Three years ago, a luxury retailer with a growing online business faced a nightmare situation: The order fulfillment service provided by its SaaS vendor for online transactions went down for two days during the critical Christmas season. The retailer's website couldn't accept orders for a 48-hour period, resulting in frustrated customers and lost business.
In an attempt to mend relationships, "we ended up shipping big gifts after Christmas to customers [who were affected]," says a former senior IT manager with the retailer, who asked that his name and the name of the company not be revealed.
The relationship between the retailer and the SaaS vendor, which had provided the company with order fulfillment services for four years, was irreparably damaged.

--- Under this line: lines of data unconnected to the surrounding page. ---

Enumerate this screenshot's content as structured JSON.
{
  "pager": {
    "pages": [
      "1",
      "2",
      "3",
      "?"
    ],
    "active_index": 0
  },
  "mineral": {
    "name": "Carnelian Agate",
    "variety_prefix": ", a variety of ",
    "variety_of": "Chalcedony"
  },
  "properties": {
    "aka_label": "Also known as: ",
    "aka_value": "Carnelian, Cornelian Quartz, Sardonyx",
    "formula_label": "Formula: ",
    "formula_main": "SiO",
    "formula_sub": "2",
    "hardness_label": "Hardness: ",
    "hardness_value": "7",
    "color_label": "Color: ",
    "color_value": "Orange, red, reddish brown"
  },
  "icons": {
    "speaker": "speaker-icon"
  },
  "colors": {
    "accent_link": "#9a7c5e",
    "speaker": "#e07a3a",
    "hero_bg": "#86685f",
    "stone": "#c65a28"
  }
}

Although the retailer deals in luxury goods and therefore is not a high-volume business (2,000 transactions would be considered a busy day), it had grown from roughly $10 million in sales when it signed on with the SaaS provider to about $50 million when the outage occurred, leaving the IT manager to surmise that the vendor's platform couldn't scale as advertised to handle that growth.
But the manager and his company will never truly know the cause of the outage.

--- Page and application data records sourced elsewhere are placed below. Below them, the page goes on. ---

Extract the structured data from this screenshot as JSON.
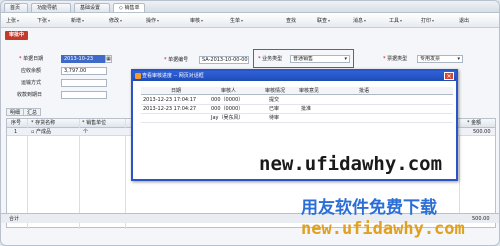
{
  "tabs": [
    {
      "label": "首页"
    },
    {
      "label": "功能导航"
    },
    {
      "label": "基础设置"
    },
    {
      "label": "销售单"
    }
  ],
  "toolbar": [
    {
      "label": "上张",
      "arrow": "▾"
    },
    {
      "label": "下张",
      "arrow": "▾"
    },
    {
      "label": "新增",
      "arrow": "▾"
    },
    {
      "label": "修改",
      "arrow": "▾"
    },
    {
      "label": "操作",
      "arrow": "▾"
    },
    {
      "label": "审核",
      "arrow": "▾"
    },
    {
      "label": "生单",
      "arrow": "▾"
    },
    {
      "label": "查找",
      "arrow": ""
    },
    {
      "label": "联查",
      "arrow": "▾"
    },
    {
      "label": "消息",
      "arrow": "▾"
    },
    {
      "label": "工具",
      "arrow": "▾"
    },
    {
      "label": "打印",
      "arrow": "▾"
    },
    {
      "label": "退出",
      "arrow": ""
    }
  ],
  "status": "审批中",
  "form": {
    "doc_date_label": "单据日期",
    "doc_date_value": "2013-10-23",
    "receivable_label": "应收余额",
    "receivable_value": "3,797.00",
    "transport_label": "运输方式",
    "due_date_label": "收款到期日",
    "doc_no_label": "单据编号",
    "doc_no_value": "SA-2013-10-00-0030",
    "biz_type_label": "业务类型",
    "biz_type_value": "普通销售",
    "invoice_type_label": "票据类型",
    "invoice_type_value": "专用发票"
  },
  "detail_tabs": [
    "明细",
    "汇总"
  ],
  "grid": {
    "headers": [
      "序号",
      "存货名称",
      "销售单位",
      "金额"
    ],
    "row": {
      "index": "1",
      "product": "产成品",
      "unit": "个",
      "amount": "500.00"
    },
    "total_label": "合计",
    "total_value": "500.00"
  },
  "dialog": {
    "title": "查看审核进度 -- 网页对话框",
    "close": "✕",
    "headers": [
      "日期",
      "审核人",
      "审核情况",
      "审核意见",
      "批语"
    ],
    "rows": [
      {
        "date": "2013-12-23 17:04:17",
        "reviewer": "000（0000）",
        "status": "提交",
        "opinion": ""
      },
      {
        "date": "2013-12-23 17:04:27",
        "reviewer": "000（0000）",
        "status": "已审",
        "opinion": "批准"
      },
      {
        "date": "",
        "reviewer": "Jay（吴东风）",
        "status": "待审",
        "opinion": ""
      }
    ]
  },
  "watermark": {
    "line1": "new.ufidawhy.com",
    "line2": "用友软件免费下载",
    "line3": "new.ufidawhy.com"
  }
}
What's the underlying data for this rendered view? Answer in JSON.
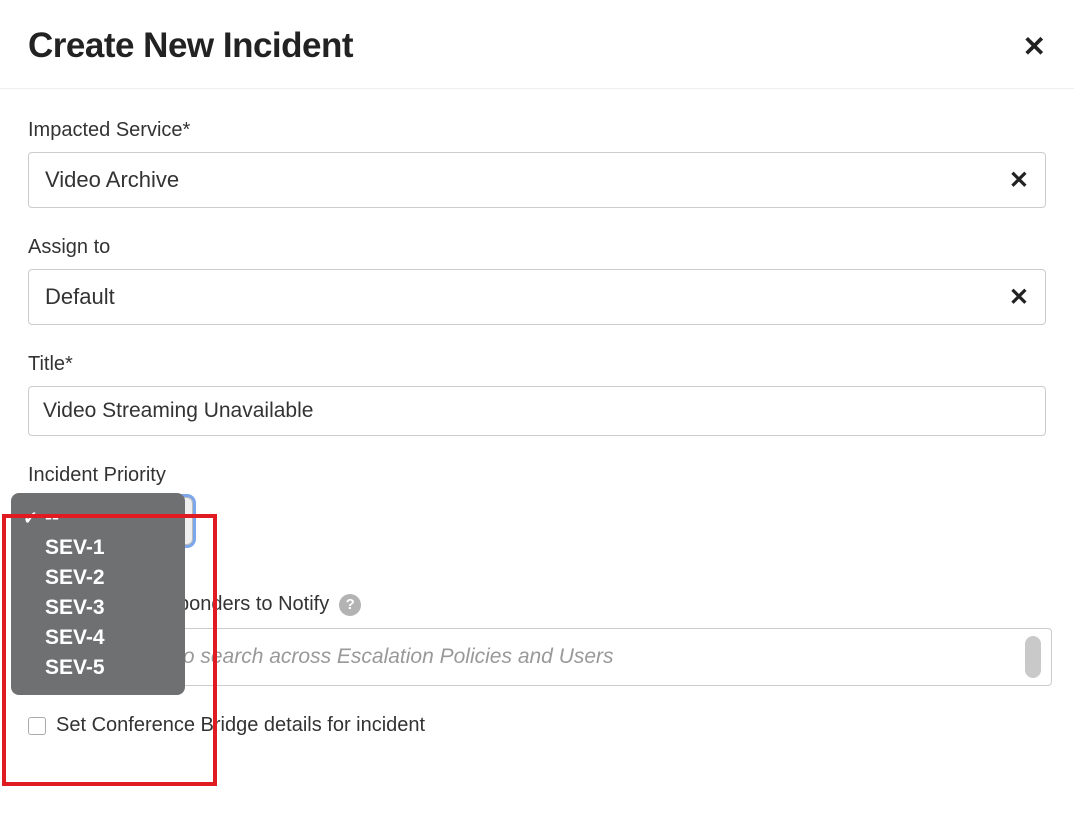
{
  "modal": {
    "title": "Create New Incident"
  },
  "fields": {
    "impacted_service": {
      "label": "Impacted Service*",
      "value": "Video Archive"
    },
    "assign_to": {
      "label": "Assign to",
      "value": "Default"
    },
    "title": {
      "label": "Title*",
      "value": "Video Streaming Unavailable"
    },
    "priority": {
      "label": "Incident Priority",
      "options": [
        "--",
        "SEV-1",
        "SEV-2",
        "SEV-3",
        "SEV-4",
        "SEV-5"
      ],
      "selected": "--"
    },
    "responders": {
      "label": "sponders to Notify",
      "placeholder": "to search across Escalation Policies and Users"
    },
    "conference": {
      "label": "Set Conference Bridge details for incident"
    }
  }
}
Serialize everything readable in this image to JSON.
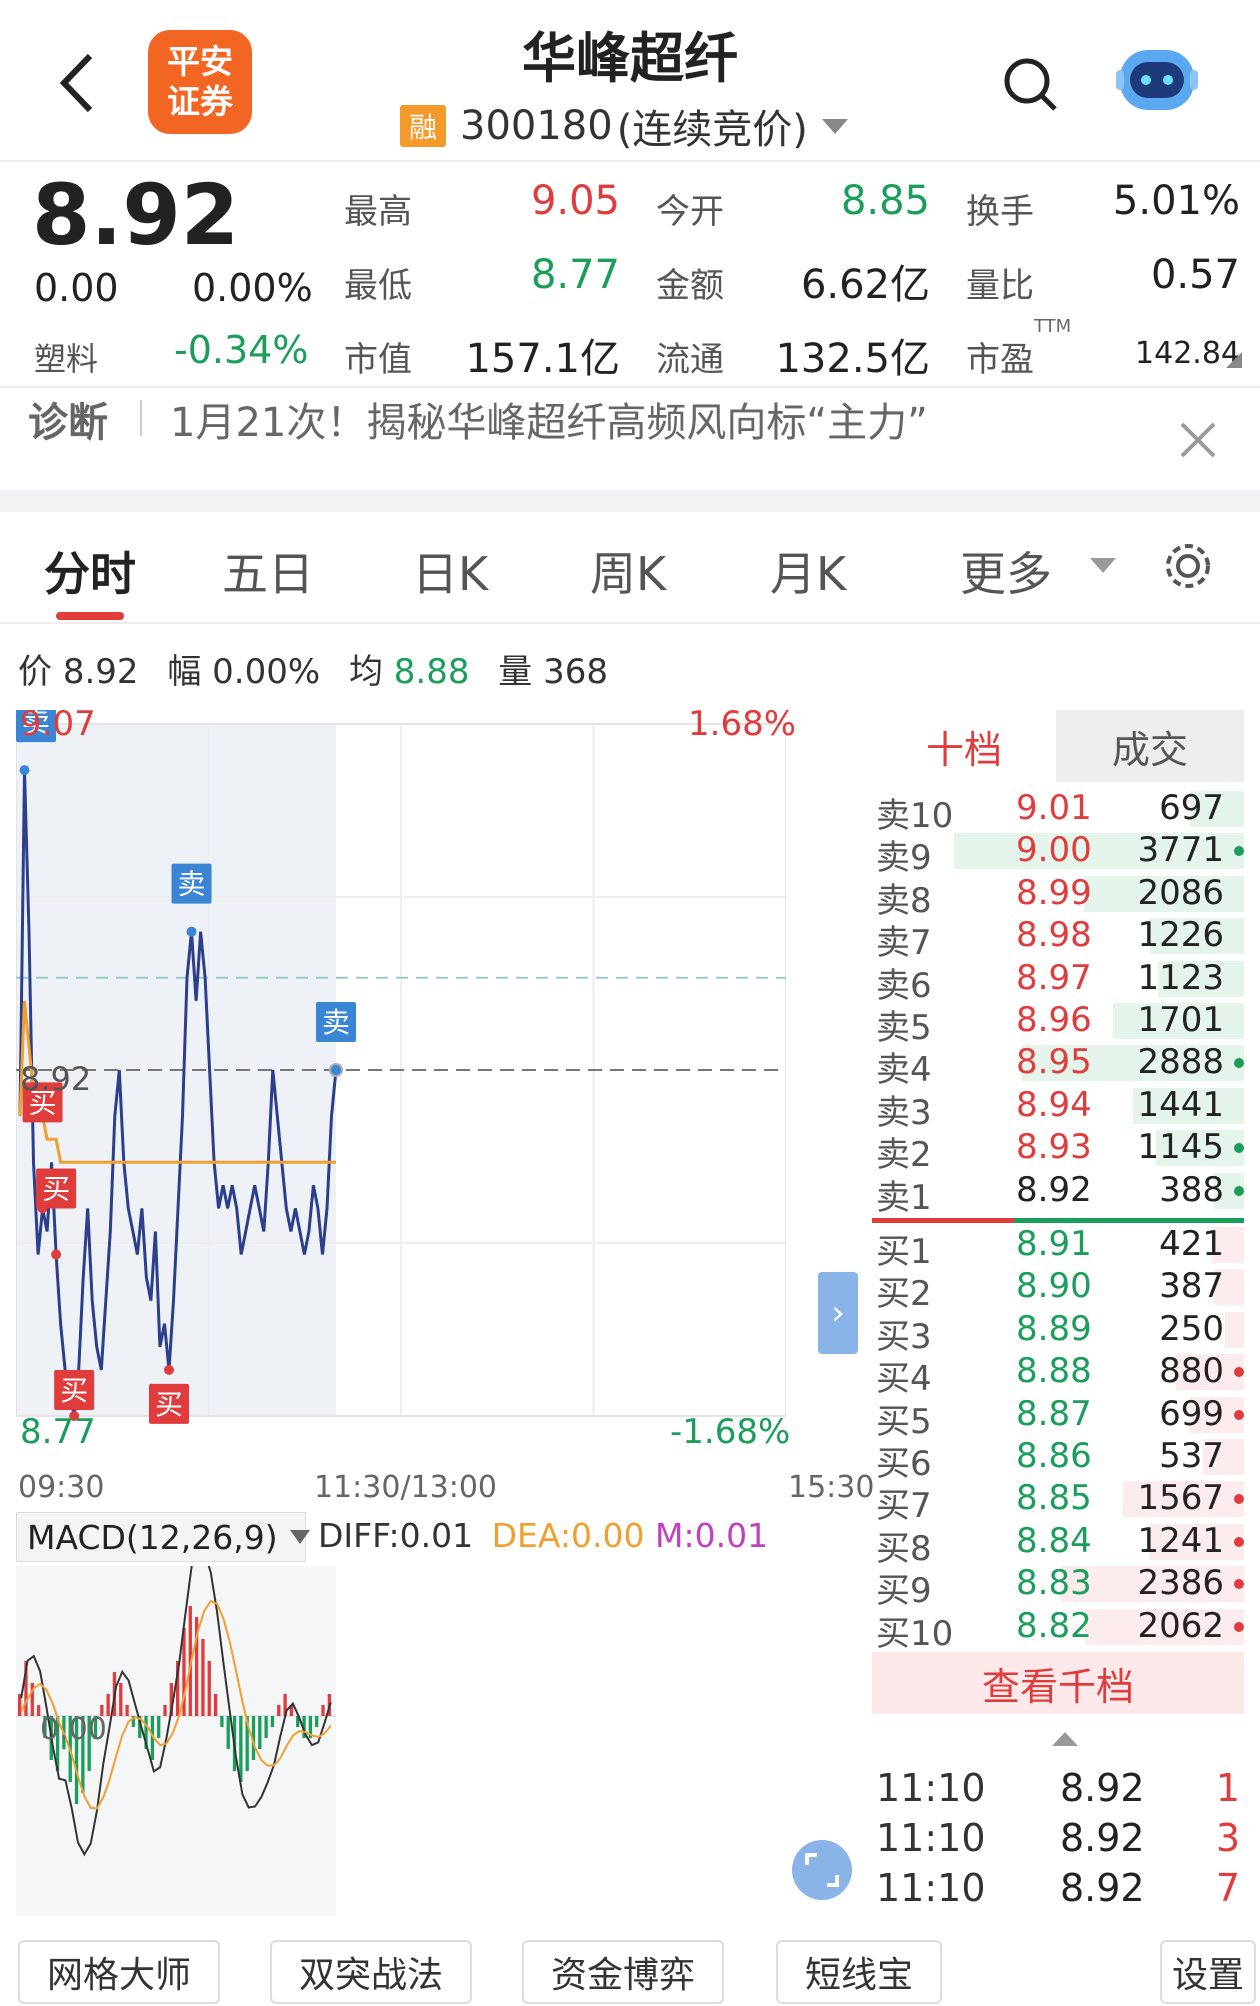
{
  "header": {
    "title": "华峰超纤",
    "broker_logo": "平安证券",
    "rong": "融",
    "code": "300180",
    "status": "(连续竞价)"
  },
  "quote": {
    "price": "8.92",
    "change": "0.00",
    "change_pct": "0.00%",
    "sector_label": "塑料",
    "sector_pct": "-0.34%",
    "fields": [
      {
        "label": "最高",
        "value": "9.05",
        "color": "#e03c3c"
      },
      {
        "label": "今开",
        "value": "8.85",
        "color": "#1a9e5a"
      },
      {
        "label": "换手",
        "value": "5.01%",
        "color": "#222222"
      },
      {
        "label": "最低",
        "value": "8.77",
        "color": "#1a9e5a"
      },
      {
        "label": "金额",
        "value": "6.62亿",
        "color": "#222222"
      },
      {
        "label": "量比",
        "value": "0.57",
        "color": "#222222"
      },
      {
        "label": "市值",
        "value": "157.1亿",
        "color": "#222222"
      },
      {
        "label": "流通",
        "value": "132.5亿",
        "color": "#222222"
      },
      {
        "label": "市盈",
        "value": "142.84",
        "color": "#222222"
      }
    ],
    "pe_tag": "TTM"
  },
  "diagnosis": {
    "label": "诊断",
    "text": "1月21次！揭秘华峰超纤高频风向标“主力”"
  },
  "tabs": [
    "分时",
    "五日",
    "日K",
    "周K",
    "月K",
    "更多"
  ],
  "info_bar": {
    "price_label": "价",
    "price": "8.92",
    "amp_label": "幅",
    "amp": "0.00%",
    "avg_label": "均",
    "avg": "8.88",
    "vol_label": "量",
    "vol": "368"
  },
  "chart_data": {
    "type": "line",
    "y_high": "9.07",
    "y_low": "8.77",
    "pct_high": "1.68%",
    "pct_low": "-1.68%",
    "ref_label": "8.92",
    "x_labels": [
      "09:30",
      "11:30/13:00",
      "15:30"
    ],
    "ylim": [
      8.77,
      9.07
    ],
    "grid": true,
    "series": [
      {
        "values": [
          8.9,
          9.05,
          8.98,
          8.88,
          8.84,
          8.86,
          8.85,
          8.88,
          8.84,
          8.81,
          8.79,
          8.78,
          8.77,
          8.79,
          8.83,
          8.86,
          8.82,
          8.8,
          8.79,
          8.82,
          8.85,
          8.9,
          8.92,
          8.88,
          8.86,
          8.85,
          8.84,
          8.86,
          8.83,
          8.82,
          8.85,
          8.8,
          8.81,
          8.79,
          8.82,
          8.86,
          8.9,
          8.96,
          8.98,
          8.95,
          8.98,
          8.96,
          8.92,
          8.88,
          8.86,
          8.87,
          8.86,
          8.87,
          8.86,
          8.84,
          8.85,
          8.86,
          8.87,
          8.86,
          8.85,
          8.88,
          8.92,
          8.9,
          8.88,
          8.86,
          8.85,
          8.86,
          8.85,
          8.84,
          8.85,
          8.87,
          8.86,
          8.84,
          8.86,
          8.9,
          8.92
        ]
      },
      {
        "values": [
          8.9,
          8.95,
          8.93,
          8.91,
          8.9,
          8.9,
          8.89,
          8.89,
          8.89,
          8.88,
          8.88,
          8.88,
          8.88,
          8.88,
          8.88,
          8.88,
          8.88,
          8.88,
          8.88,
          8.88,
          8.88,
          8.88,
          8.88,
          8.88,
          8.88,
          8.88,
          8.88,
          8.88,
          8.88,
          8.88,
          8.88,
          8.88,
          8.88,
          8.88,
          8.88,
          8.88,
          8.88,
          8.88,
          8.88,
          8.88,
          8.88,
          8.88,
          8.88,
          8.88,
          8.88,
          8.88,
          8.88,
          8.88,
          8.88,
          8.88,
          8.88,
          8.88,
          8.88,
          8.88,
          8.88,
          8.88,
          8.88,
          8.88,
          8.88,
          8.88,
          8.88,
          8.88,
          8.88,
          8.88,
          8.88,
          8.88,
          8.88,
          8.88,
          8.88,
          8.88,
          8.88
        ]
      }
    ],
    "markers": [
      {
        "label": "卖",
        "x_index": 1
      },
      {
        "label": "卖",
        "x_index": 38
      },
      {
        "label": "卖",
        "x_index": 70
      },
      {
        "label": "买",
        "x_index": 5
      },
      {
        "label": "买",
        "x_index": 8
      },
      {
        "label": "买",
        "x_index": 12
      },
      {
        "label": "买",
        "x_index": 33
      }
    ]
  },
  "macd": {
    "label": "MACD(12,26,9)",
    "diff": "DIFF:0.01",
    "dea": "DEA:0.00",
    "m": "M:0.01",
    "zero_label": "0.00",
    "bars": [
      0.02,
      0.05,
      0.03,
      0.01,
      -0.02,
      -0.04,
      -0.05,
      -0.03,
      -0.06,
      -0.08,
      -0.07,
      -0.05,
      -0.02,
      0.01,
      0.02,
      0.04,
      0.03,
      0.01,
      -0.01,
      -0.02,
      -0.03,
      -0.04,
      -0.02,
      0.01,
      0.03,
      0.05,
      0.08,
      0.1,
      0.09,
      0.07,
      0.05,
      0.02,
      -0.01,
      -0.03,
      -0.05,
      -0.06,
      -0.05,
      -0.04,
      -0.03,
      -0.02,
      -0.01,
      0.01,
      0.02,
      0.01,
      -0.01,
      -0.02,
      -0.02,
      -0.01,
      0.01,
      0.02
    ]
  },
  "orderbook": {
    "tab_active": "十档",
    "tab_other": "成交",
    "asks": [
      {
        "label": "卖10",
        "price": "9.01",
        "vol": "697",
        "dot": ""
      },
      {
        "label": "卖9",
        "price": "9.00",
        "vol": "3771",
        "dot": "#1a9e5a"
      },
      {
        "label": "卖8",
        "price": "8.99",
        "vol": "2086",
        "dot": ""
      },
      {
        "label": "卖7",
        "price": "8.98",
        "vol": "1226",
        "dot": ""
      },
      {
        "label": "卖6",
        "price": "8.97",
        "vol": "1123",
        "dot": ""
      },
      {
        "label": "卖5",
        "price": "8.96",
        "vol": "1701",
        "dot": ""
      },
      {
        "label": "卖4",
        "price": "8.95",
        "vol": "2888",
        "dot": "#1a9e5a"
      },
      {
        "label": "卖3",
        "price": "8.94",
        "vol": "1441",
        "dot": ""
      },
      {
        "label": "卖2",
        "price": "8.93",
        "vol": "1145",
        "dot": "#1a9e5a"
      },
      {
        "label": "卖1",
        "price": "8.92",
        "vol": "388",
        "dot": "#1a9e5a"
      }
    ],
    "bids": [
      {
        "label": "买1",
        "price": "8.91",
        "vol": "421",
        "dot": ""
      },
      {
        "label": "买2",
        "price": "8.90",
        "vol": "387",
        "dot": ""
      },
      {
        "label": "买3",
        "price": "8.89",
        "vol": "250",
        "dot": ""
      },
      {
        "label": "买4",
        "price": "8.88",
        "vol": "880",
        "dot": "#e03c3c"
      },
      {
        "label": "买5",
        "price": "8.87",
        "vol": "699",
        "dot": "#e03c3c"
      },
      {
        "label": "买6",
        "price": "8.86",
        "vol": "537",
        "dot": ""
      },
      {
        "label": "买7",
        "price": "8.85",
        "vol": "1567",
        "dot": "#e03c3c"
      },
      {
        "label": "买8",
        "price": "8.84",
        "vol": "1241",
        "dot": "#e03c3c"
      },
      {
        "label": "买9",
        "price": "8.83",
        "vol": "2386",
        "dot": "#e03c3c"
      },
      {
        "label": "买10",
        "price": "8.82",
        "vol": "2062",
        "dot": "#e03c3c"
      }
    ],
    "view_more": "查看千档",
    "ticks": [
      {
        "time": "11:10",
        "price": "8.92",
        "vol": "1"
      },
      {
        "time": "11:10",
        "price": "8.92",
        "vol": "3"
      },
      {
        "time": "11:10",
        "price": "8.92",
        "vol": "7"
      }
    ]
  },
  "bottom_buttons": [
    "网格大师",
    "双突战法",
    "资金博弈",
    "短线宝",
    "设置"
  ],
  "colors": {
    "up": "#e03c3c",
    "down": "#1a9e5a",
    "price_line": "#2b3f8c",
    "avg_line": "#f0a030",
    "accent_blue": "#3a86d4"
  }
}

Before the client could terminate the relationship, the SaaS provider acted first, asking the retailer to get off its platform within six months. The only explanation offered by the vendor was that it couldn't provide the type of "white-glove service" the retailer required.
"It was a very ugly situation between the vendor and us. There wasn't much [either side] could do regarding repairing the relationship," says the IT manager.
Sweet turns quickly to sour
Relationships between technology vendors and their customers often start out sweet and turn sour, thanks to unmet expectations, half-truths, or products and services that simply don't work as advertised.
While it's hardly unusual to have strained buyer-seller relationships in any industry, dealings with technology vendors can be particularly thorny because of the complexity of the products -- you simply can't tell without an in-depth evaluation whether a complicated ERP package or networking equipment will meet your organization's needs.
What's more, IT products comprise multiple components -- hardware, software and, often, customized coding to fit the customer's environment -- making it difficult to pinpoint where the issue lies when problems arise, and which product or vendor is responsible.
"Vendors, like people, always present themselves and their products in the most flattering, if not most accurate, light," says Charles King, principal analyst at Pund-IT, an industry analysis firm. "The sheer complexity of some IT solutions creates opportunities for easy flimflams, as does customers' ignorance." (For more on customer mistakes, see Sometimes the buyer is to blame.)
Even the metrics used to judge what should be straightforward features like performance aren't always terribly helpful, King says. Just one example: "While industry benchmarks like TPC-C for server transaction performance is an interesting measurement tool, it doesn't reflect commonplace data center or work scenarios, so it's not especially useful for determining the true value of a given system."